Diabetes risks

The FDA has published an analysis of the type 2 diabetes drug saxagliptin (Onglyza) which links the drug with a higher risk of death from all causes.

The analysis comes in response to the release of data from post-marketing studies (studies carried out after a drug a drug has been approved for use) into heart safety. The regulators noted that the increases in death were “significant or near significant”. The FDA noted that use of Onglyza was linked with a 27% increased risk of hospitalization for heart failure, compared with placebo, and that the causes of death were not limited to heart problems.

Other type 2 diabetes drugs under review

Onglyza is a type 2 diabetes drug from the DPP-4 inhibitors (gliptins) class of drugs. This class of drugs is one of two drug classes recently identified as being linked with greater rates of heart failure. The Lancet Diabetes and Endocrinology journal published, on 16 March, a study which showed that DPP-4 inhibitor drugs collectively were associated with a 25% increase in risk of heart failure compared to ’standard care’. DPP-4 were not, however, the drug class with the greatest risk of heart failure as the thiazolidinediones (TZD) class of drugs, which includes Actos and Avandia, were linked with a 42% increase in heart failure risk.

Onglyza, manufactured by AstraZeneca, is not the only DPP-4 inhibitor that is being analysed by the FDA. Nesina (alogliptin), manufactured by Takeda, was found not to be linked with an increase in deaths. Another DPP-4 inhibitor drug that will be analysed, once data is made available to the FDA, is Januvia (sitagliptin), manufactured by Merck & Co. The results are expected to be released in June.
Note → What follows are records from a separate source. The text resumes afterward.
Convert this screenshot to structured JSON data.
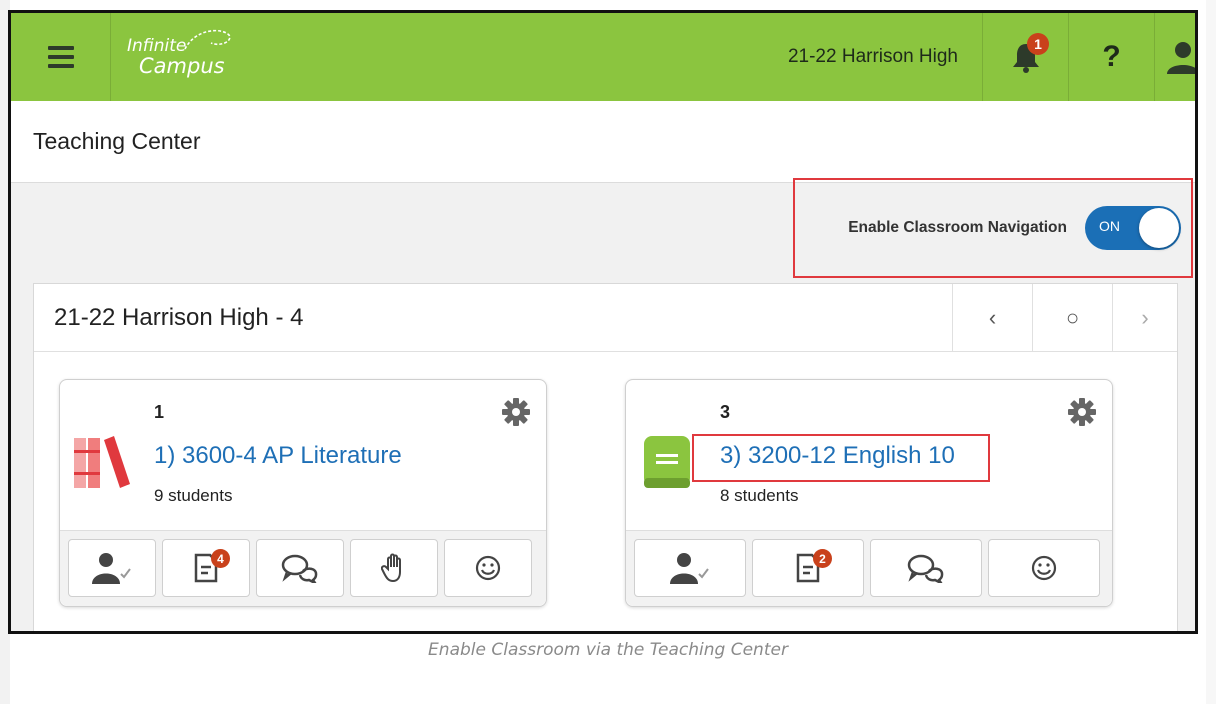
{
  "topbar": {
    "logo_line1": "Infinite",
    "logo_line2": "Campus",
    "school": "21-22 Harrison High",
    "notification_count": "1",
    "help_label": "?",
    "icons": {
      "menu": "hamburger-icon",
      "bell": "bell-icon",
      "user": "user-icon"
    }
  },
  "page_title": "Teaching Center",
  "toggle": {
    "label": "Enable Classroom Navigation",
    "state": "ON"
  },
  "term": {
    "title": "21-22 Harrison High - 4",
    "nav": {
      "prev": "‹",
      "home": "○",
      "next": "›"
    }
  },
  "courses": [
    {
      "period": "1",
      "name": "1) 3600-4 AP Literature",
      "students": "9 students",
      "icon": "books-icon",
      "actions": [
        {
          "name": "attendance-icon"
        },
        {
          "name": "grade-book-icon",
          "badge": "4"
        },
        {
          "name": "messages-icon"
        },
        {
          "name": "hand-raise-icon"
        },
        {
          "name": "smiley-icon"
        }
      ]
    },
    {
      "period": "3",
      "name": "3) 3200-12 English 10",
      "students": "8 students",
      "icon": "book-icon",
      "actions": [
        {
          "name": "attendance-icon"
        },
        {
          "name": "grade-book-icon",
          "badge": "2"
        },
        {
          "name": "messages-icon"
        },
        {
          "name": "smiley-icon"
        }
      ]
    }
  ],
  "colors": {
    "topbar": "#8bc53f",
    "accent_blue": "#1b6fb6",
    "highlight": "#e0393e",
    "badge": "#c9411b"
  },
  "caption": "Enable Classroom via the Teaching Center"
}
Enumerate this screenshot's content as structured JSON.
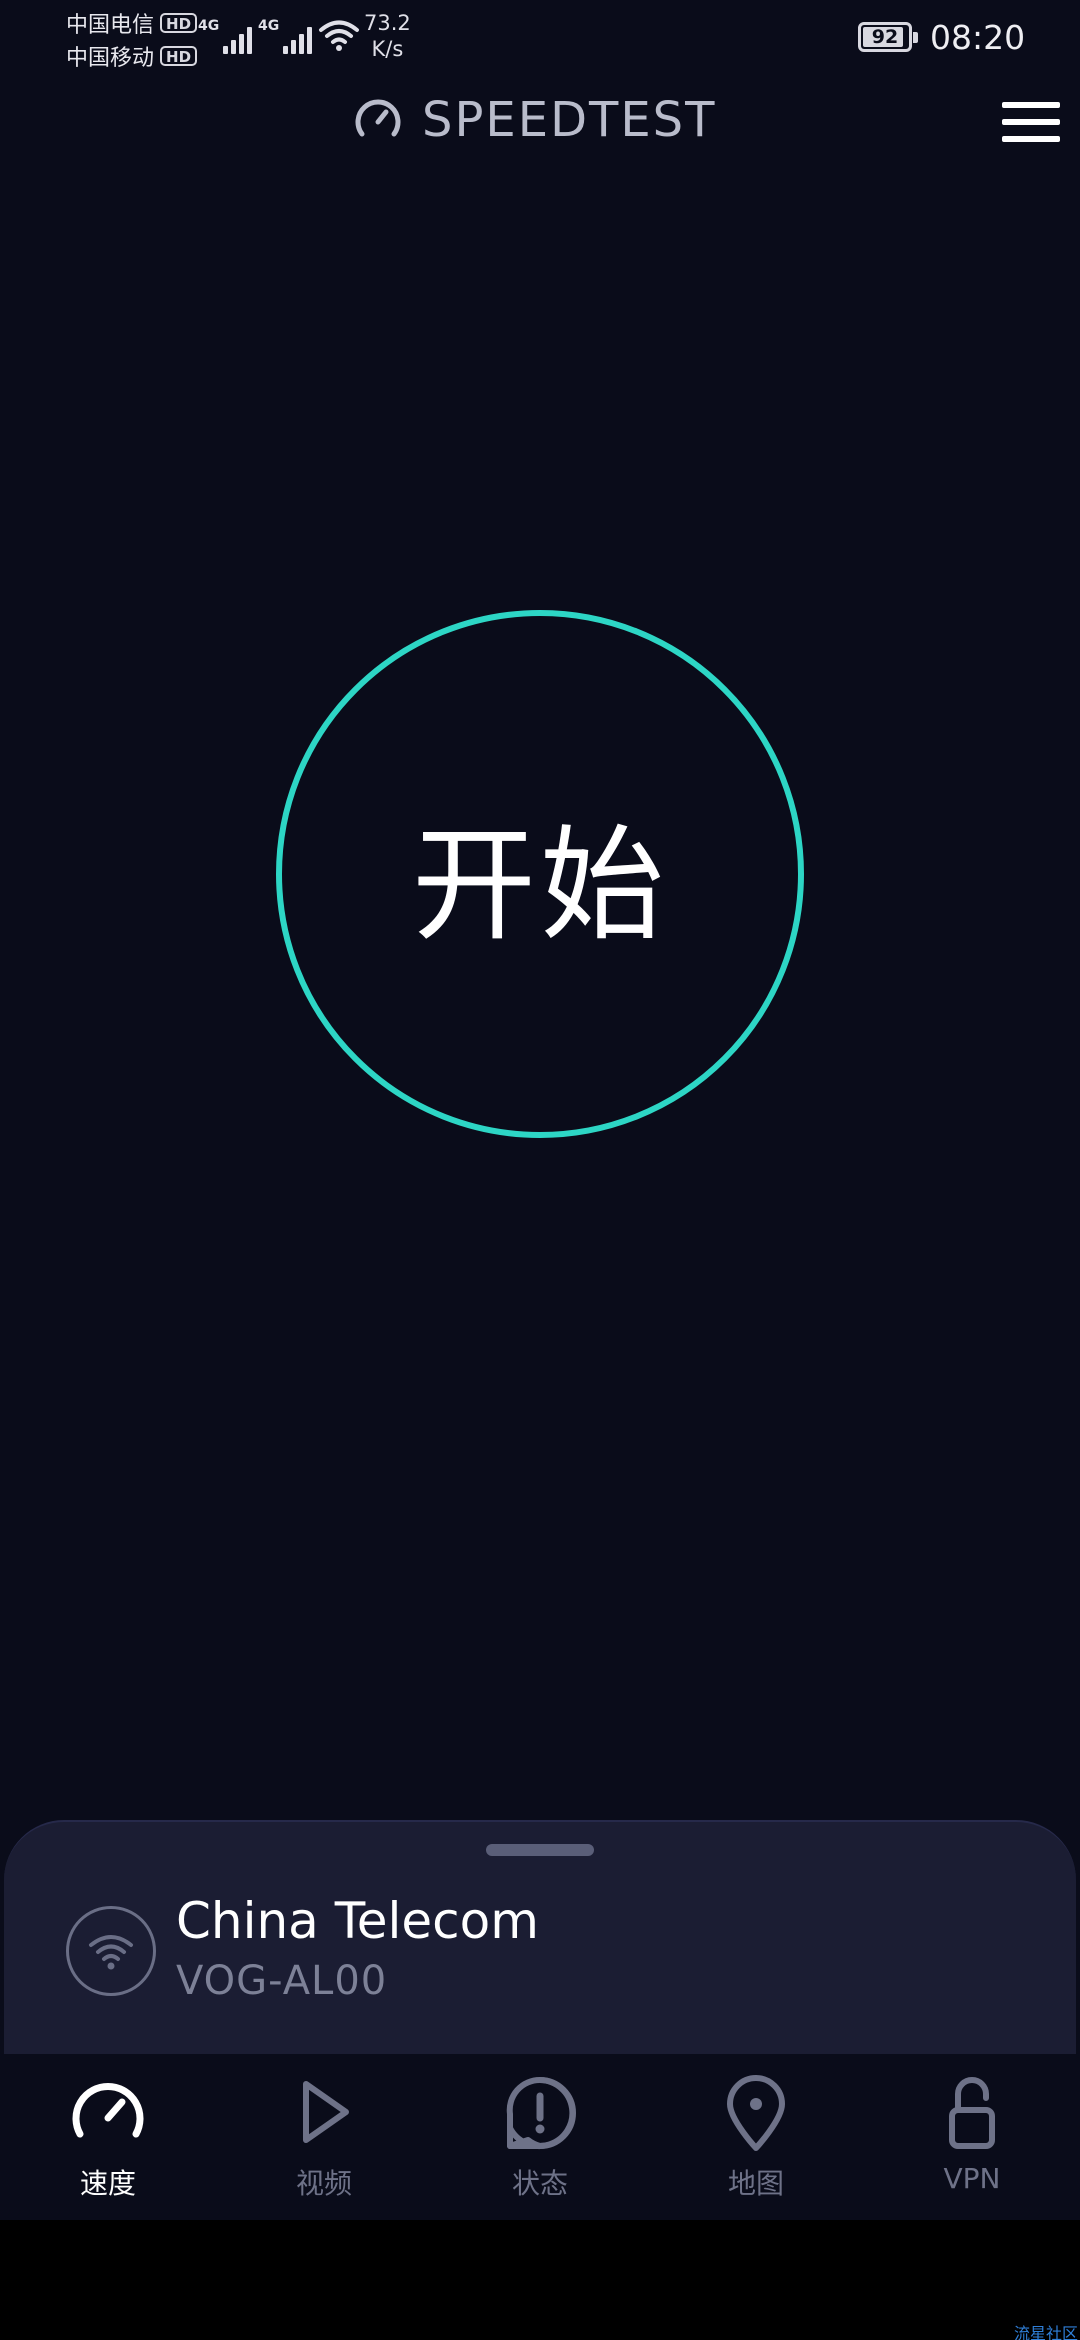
{
  "status_bar": {
    "carrier1": "中国电信",
    "carrier2": "中国移动",
    "hd_badge": "HD",
    "network_type1": "4G",
    "network_type2": "4G",
    "speed_value": "73.2",
    "speed_unit": "K/s",
    "battery_level": "92",
    "time": "08:20"
  },
  "header": {
    "app_title": "SPEEDTEST",
    "menu_icon": "hamburger-menu-icon"
  },
  "main": {
    "go_button_label": "开始",
    "accent_color": "#2dd6c5"
  },
  "connection": {
    "provider": "China Telecom",
    "server": "VOG-AL00",
    "icon": "wifi-icon"
  },
  "tabs": [
    {
      "label": "速度",
      "icon": "speedometer-icon",
      "active": true
    },
    {
      "label": "视频",
      "icon": "play-icon",
      "active": false
    },
    {
      "label": "状态",
      "icon": "alert-icon",
      "active": false
    },
    {
      "label": "地图",
      "icon": "map-pin-icon",
      "active": false
    },
    {
      "label": "VPN",
      "icon": "unlock-icon",
      "active": false
    }
  ],
  "watermark": "流星社区",
  "colors": {
    "background": "#0a0c1a",
    "sheet": "#1b1d33",
    "inactive_tab": "#6e7288"
  }
}
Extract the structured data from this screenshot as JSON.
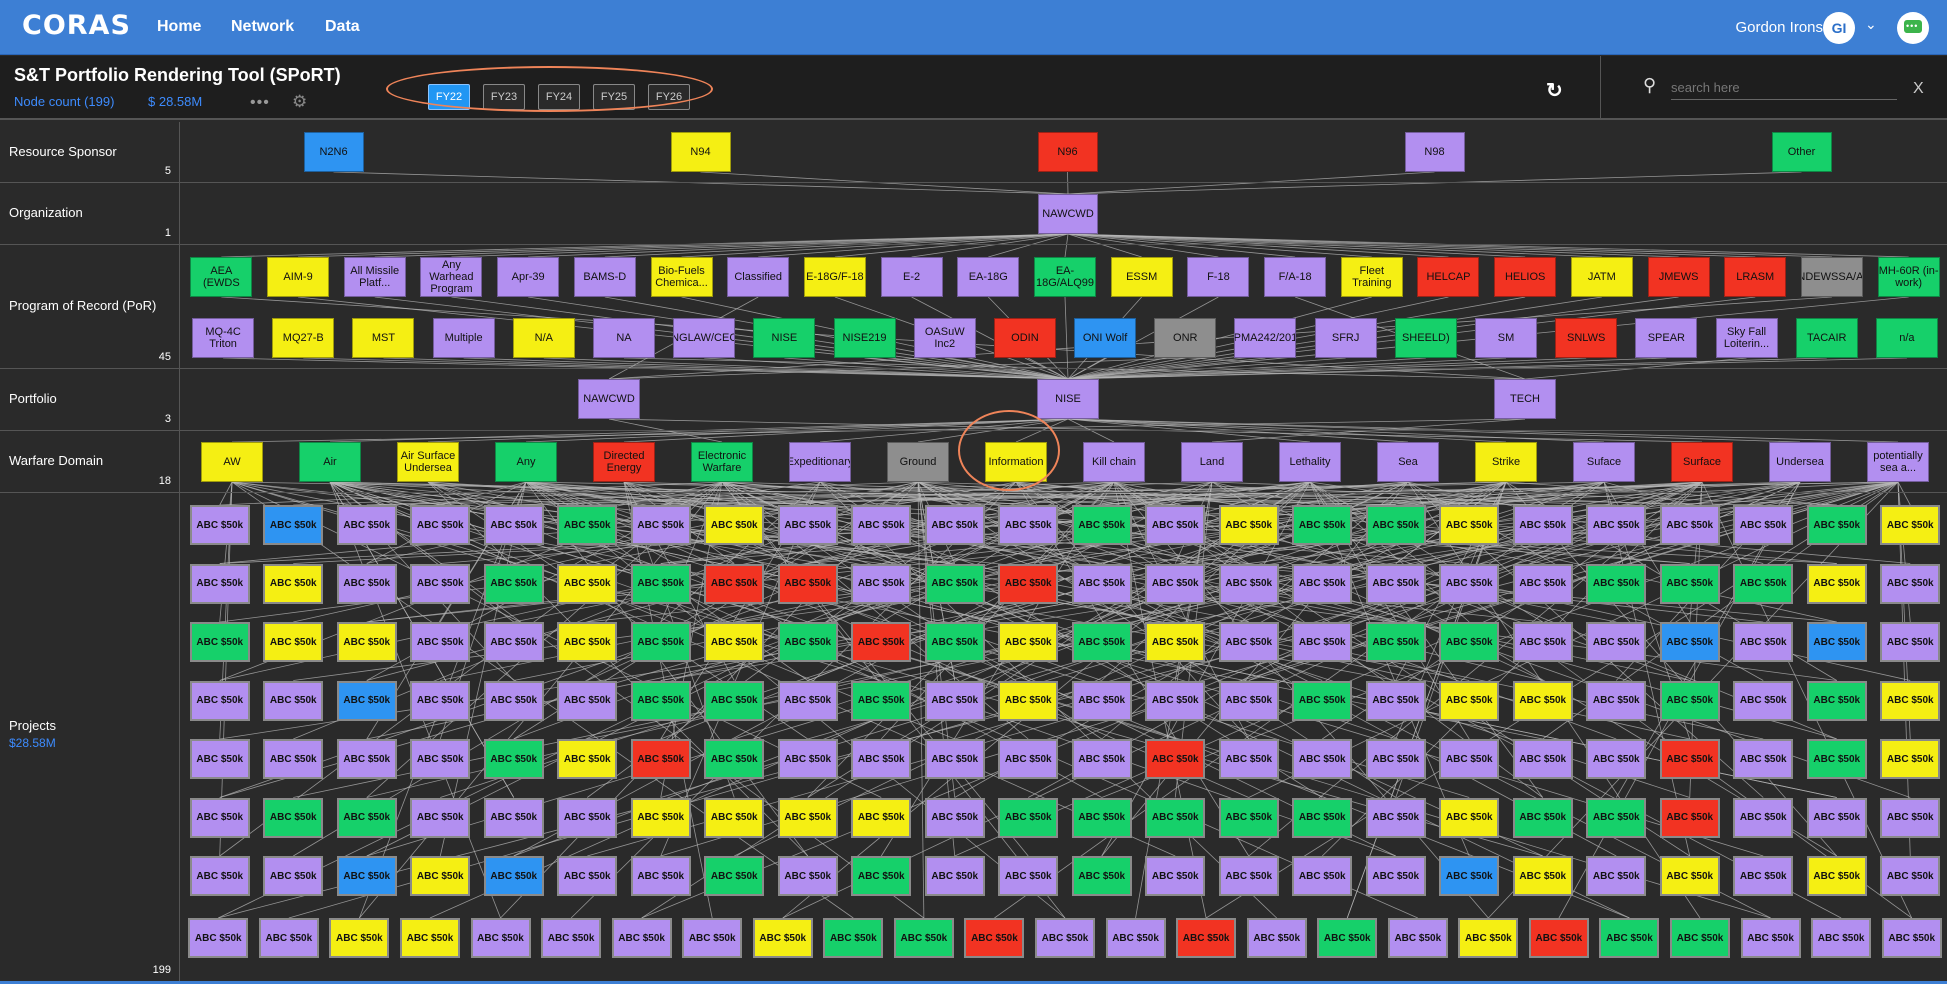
{
  "app": {
    "logo": "CORAS",
    "nav": [
      "Home",
      "Network",
      "Data"
    ],
    "user_name": "Gordon Irons",
    "user_initials": "GI"
  },
  "header": {
    "title": "S&T Portfolio Rendering Tool (SPoRT)",
    "node_count": "Node count (199)",
    "total": "$ 28.58M",
    "more": "•••",
    "gear": "gear-icon"
  },
  "fiscal_years": [
    {
      "label": "FY22",
      "active": true
    },
    {
      "label": "FY23",
      "active": false
    },
    {
      "label": "FY24",
      "active": false
    },
    {
      "label": "FY25",
      "active": false
    },
    {
      "label": "FY26",
      "active": false
    }
  ],
  "search": {
    "placeholder": "search here",
    "close": "X"
  },
  "colors": {
    "purple": "#b28ff0",
    "yellow": "#f5ef13",
    "red": "#f23322",
    "green": "#16d06a",
    "blue": "#2e94f2",
    "gray": "#8e8e8e",
    "link": "#b8b8b8",
    "highlight": "#ef8459"
  },
  "lanes": [
    {
      "name": "Resource Sponsor",
      "count": "5"
    },
    {
      "name": "Organization",
      "count": "1"
    },
    {
      "name": "Program of Record (PoR)",
      "count": "45"
    },
    {
      "name": "Portfolio",
      "count": "3"
    },
    {
      "name": "Warfare Domain",
      "count": "18"
    },
    {
      "name": "Projects",
      "count": "199",
      "sub": "$28.58M"
    }
  ],
  "sponsors": [
    {
      "label": "N2N6",
      "color": "blue"
    },
    {
      "label": "N94",
      "color": "yellow"
    },
    {
      "label": "N96",
      "color": "red"
    },
    {
      "label": "N98",
      "color": "purple"
    },
    {
      "label": "Other",
      "color": "green"
    }
  ],
  "organizations": [
    {
      "label": "NAWCWD",
      "color": "purple"
    }
  ],
  "por_row1": [
    {
      "label": "AEA (EWDS",
      "color": "green"
    },
    {
      "label": "AIM-9",
      "color": "yellow"
    },
    {
      "label": "All Missile Platf...",
      "color": "purple"
    },
    {
      "label": "Any Warhead Program",
      "color": "purple"
    },
    {
      "label": "Apr-39",
      "color": "purple"
    },
    {
      "label": "BAMS-D",
      "color": "purple"
    },
    {
      "label": "Bio-Fuels Chemica...",
      "color": "yellow"
    },
    {
      "label": "Classified",
      "color": "purple"
    },
    {
      "label": "E-18G/F-18",
      "color": "yellow"
    },
    {
      "label": "E-2",
      "color": "purple"
    },
    {
      "label": "EA-18G",
      "color": "purple"
    },
    {
      "label": "EA-18G/ALQ99",
      "color": "green"
    },
    {
      "label": "ESSM",
      "color": "yellow"
    },
    {
      "label": "F-18",
      "color": "purple"
    },
    {
      "label": "F/A-18",
      "color": "purple"
    },
    {
      "label": "Fleet Training",
      "color": "yellow"
    },
    {
      "label": "HELCAP",
      "color": "red"
    },
    {
      "label": "HELIOS",
      "color": "red"
    },
    {
      "label": "JATM",
      "color": "yellow"
    },
    {
      "label": "JMEWS",
      "color": "red"
    },
    {
      "label": "LRASM",
      "color": "red"
    },
    {
      "label": "NDEWSSA/AI",
      "color": "gray"
    },
    {
      "label": "MH-60R (in-work)",
      "color": "green"
    }
  ],
  "por_row2": [
    {
      "label": "MQ-4C Triton",
      "color": "purple"
    },
    {
      "label": "MQ27-B",
      "color": "yellow"
    },
    {
      "label": "MST",
      "color": "yellow"
    },
    {
      "label": "Multiple",
      "color": "purple"
    },
    {
      "label": "N/A",
      "color": "yellow"
    },
    {
      "label": "NA",
      "color": "purple"
    },
    {
      "label": "NGLAW/CEC",
      "color": "purple"
    },
    {
      "label": "NISE",
      "color": "green"
    },
    {
      "label": "NISE219",
      "color": "green"
    },
    {
      "label": "OASuW Inc2",
      "color": "purple"
    },
    {
      "label": "ODIN",
      "color": "red"
    },
    {
      "label": "ONI Wolf",
      "color": "blue"
    },
    {
      "label": "ONR",
      "color": "gray"
    },
    {
      "label": "PMA242/201",
      "color": "purple"
    },
    {
      "label": "SFRJ",
      "color": "purple"
    },
    {
      "label": "SHEELD)",
      "color": "green"
    },
    {
      "label": "SM",
      "color": "purple"
    },
    {
      "label": "SNLWS",
      "color": "red"
    },
    {
      "label": "SPEAR",
      "color": "purple"
    },
    {
      "label": "Sky Fall Loiterin...",
      "color": "purple"
    },
    {
      "label": "TACAIR",
      "color": "green"
    },
    {
      "label": "n/a",
      "color": "green"
    }
  ],
  "portfolios": [
    {
      "label": "NAWCWD",
      "color": "purple"
    },
    {
      "label": "NISE",
      "color": "purple"
    },
    {
      "label": "TECH",
      "color": "purple"
    }
  ],
  "warfare_domains": [
    {
      "label": "AW",
      "color": "yellow"
    },
    {
      "label": "Air",
      "color": "green"
    },
    {
      "label": "Air Surface Undersea",
      "color": "yellow"
    },
    {
      "label": "Any",
      "color": "green"
    },
    {
      "label": "Directed Energy",
      "color": "red"
    },
    {
      "label": "Electronic Warfare",
      "color": "green"
    },
    {
      "label": "Expeditionary",
      "color": "purple"
    },
    {
      "label": "Ground",
      "color": "gray"
    },
    {
      "label": "Information",
      "color": "yellow"
    },
    {
      "label": "Kill chain",
      "color": "purple"
    },
    {
      "label": "Land",
      "color": "purple"
    },
    {
      "label": "Lethality",
      "color": "purple"
    },
    {
      "label": "Sea",
      "color": "purple"
    },
    {
      "label": "Strike",
      "color": "yellow"
    },
    {
      "label": "Suface",
      "color": "purple"
    },
    {
      "label": "Surface",
      "color": "red"
    },
    {
      "label": "Undersea",
      "color": "purple"
    },
    {
      "label": "potentially sea a...",
      "color": "purple"
    }
  ],
  "project_label": "ABC $50k",
  "project_rows": [
    "PBPPPGPYPPPPGPYGGYPPPPGY",
    "PYPPGYGRRPGRPPPPPPPGGGYP",
    "GYYPPYGYGRGYGYPPGGPPBPBP",
    "PPBPPPGGPGPYPPPGPYYPGPGY",
    "PPPPGYRGPPPPPRPPPPPPRPGY",
    "PGGPPPYYYYPGGGGGPYGGRPPP",
    "PPBYBPPGPGPPGPPPPBYPYPYP",
    "PPYYPPPPYGGRPPRPGPYRGGPPP"
  ]
}
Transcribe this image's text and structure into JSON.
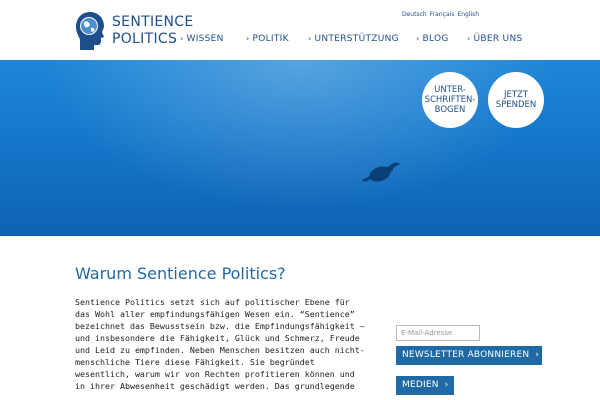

No statement has been released by the FDA as to how Onglyza will be regulated in light of the risk. Patients on Onglyza should continue to take their medication. If you have particular cause for concern, discuss these concerns with your doctor.